The soldiers are seen not as an isolated elite living in fear of the local populations, but as relatively well-integrated into local : Erika Harlitz-Kern. okmosa on Febru I looked through a lot of recipes and you tube videos to try cacio e pepe for the first time. It seemed to me that more Italians mixed the pasta, cheese, and pepper off the heat in a bowl without olive oil or butter.

name of video: Tasting Ancient and Modern accompanying video to a book by Jinghong Zhang 'Puer Tea - Ancient Caravans and Urban Chic' Columella’s writings suggest that Roman salads were a match for our own in richness and imagination: Addito in mortarium satureiam, mentam, rutam, coriandrum, apium, porrum sectivum, aut si non erit viridem cepam, folia latucae, folia erucae, thymum viride, vel nepetam, tum etiam viride puleium, et caseum recentem et salsum: ea omnia partier conterito, acetique piperati exiguum, permisceto.

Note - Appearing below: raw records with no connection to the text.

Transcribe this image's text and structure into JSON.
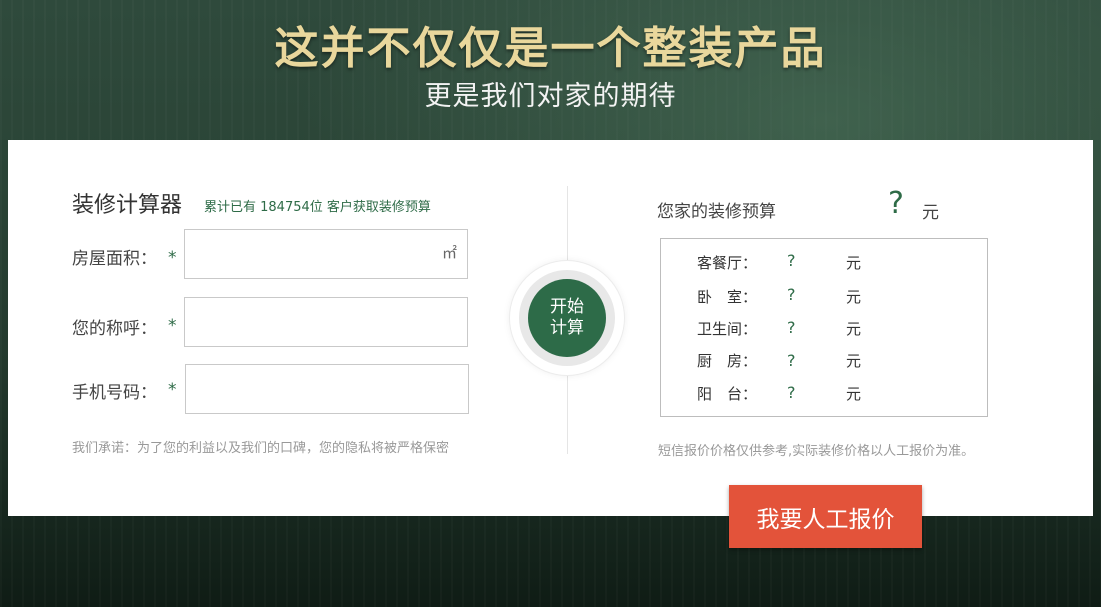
{
  "hero": {
    "title": "这并不仅仅是一个整装产品",
    "subtitle": "更是我们对家的期待"
  },
  "calculator": {
    "title": "装修计算器",
    "count_text": "累计已有 184754位 客户获取装修预算",
    "required_mark": "*",
    "fields": [
      {
        "label": "房屋面积：",
        "value": "",
        "unit": "㎡"
      },
      {
        "label": "您的称呼：",
        "value": ""
      },
      {
        "label": "手机号码：",
        "value": ""
      }
    ],
    "promise": "我们承诺：为了您的利益以及我们的口碑，您的隐私将被严格保密",
    "calc_button": {
      "line1": "开始",
      "line2": "计算"
    }
  },
  "budget": {
    "label": "您家的装修预算",
    "total": "?",
    "unit": "元",
    "rooms": [
      {
        "name": "客餐厅：",
        "value": "?",
        "unit": "元"
      },
      {
        "name": "卧　室：",
        "value": "?",
        "unit": "元"
      },
      {
        "name": "卫生间：",
        "value": "?",
        "unit": "元"
      },
      {
        "name": "厨　房：",
        "value": "?",
        "unit": "元"
      },
      {
        "name": "阳　台：",
        "value": "?",
        "unit": "元"
      }
    ],
    "disclaimer": "短信报价价格仅供参考,实际装修价格以人工报价为准。"
  },
  "manual_quote_button": "我要人工报价",
  "colors": {
    "accent_green": "#2d6b48",
    "button_orange": "#e3533a",
    "title_gold": "#e9d79c"
  }
}
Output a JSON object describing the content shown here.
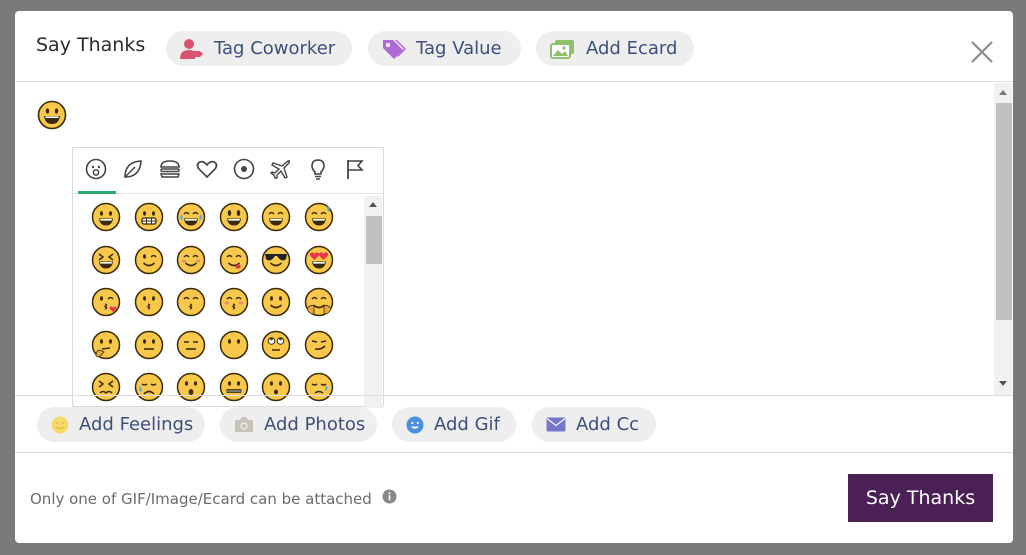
{
  "modal": {
    "title": "Say Thanks"
  },
  "header": {
    "tag_coworker_label": "Tag Coworker",
    "tag_value_label": "Tag Value",
    "add_ecard_label": "Add Ecard"
  },
  "editor": {
    "content_emoji": "grinning-face"
  },
  "emoji_picker": {
    "categories": [
      "smileys",
      "nature",
      "food",
      "symbols",
      "activity",
      "travel",
      "objects",
      "flags"
    ],
    "active_category": "smileys",
    "emojis": [
      "grinning",
      "grimacing",
      "joy",
      "grinning-big-eyes",
      "smile",
      "sweat-smile",
      "laughing",
      "wink",
      "blush",
      "yum",
      "sunglasses",
      "heart-eyes",
      "kissing-heart",
      "kissing",
      "kissing-smiling-eyes",
      "kissing-closed-eyes",
      "slight-smile",
      "hugging",
      "thinking",
      "neutral",
      "expressionless",
      "no-mouth",
      "rolling-eyes",
      "smirk",
      "persevere",
      "disappointed-relieved",
      "open-mouth",
      "zipper-mouth",
      "hushed",
      "sleepy"
    ]
  },
  "toolbar": {
    "add_feelings_label": "Add Feelings",
    "add_photos_label": "Add Photos",
    "add_gif_label": "Add Gif",
    "add_cc_label": "Add Cc"
  },
  "footer": {
    "note": "Only one of GIF/Image/Ecard can be attached",
    "submit_label": "Say Thanks"
  },
  "colors": {
    "submit_bg": "#4a2056",
    "link_text": "#3c4f7d",
    "pill_bg": "#eeeeee",
    "tag_coworker_icon": "#d9536f",
    "tag_value_icon": "#b06ad6",
    "add_ecard_icon": "#8dc26a",
    "active_tab": "#2aa66f",
    "emoji_face": "#f7c84a"
  }
}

What Did Ancient Romans Eat. New Novel Feast Of Sorrow Serves Up Meals And Intrigue: The Salt In ancient Rome, food was a bargaining chip. - One of my food history boards with ancient recipes.

See more ideas about Ancient recipes, Roman food and Food pins. Ancient Rome Food and Drink. History >> Ancient Rome. People in Ancient Rome ate a wide variety of foods. What a person ate depended on both their wealth and where they lived in the Roman Empire. Food was imported from all around the empire to feed the large populations in the capital city of Rome.

'Synaesthesia and the Ancient Senses' presents a radical reappraisal of antiquity's textures, flavours, and aromas, sounds and sights. It offers both a fresh look at society in the ancient world and an opportunity to deepen the reading of classical literature.

The book will appeal to readers in classical society and literature, philosophy and. Yes and no. I had the pleasure of attending a Roman banquet at the Getty Museum a few years ago, hosted by Sally Grainger, a woman who has dedicated her life to Roman cooking and especially the study of garum, liquamen and muria, the condiments of.

A Taste of Ancient Rome by Ilaria Gozzini Giacosa,available at Book Depository with free delivery worldwide.

A Taste of Ancient Rome: Ilaria Gozzini Giacosa: We use cookies to give you the best possible experience/5(67).In Ancient Rome, there weren't many rich Romans, but there were many poor Romans. Romans who were really rich likes showing off by having a lot of slaves cook very fancy food/dinners for them, so they can invite a lot of friends over and eat at the fancy table that goes along with the fancy food.

It is also a way to show off ones wealth to.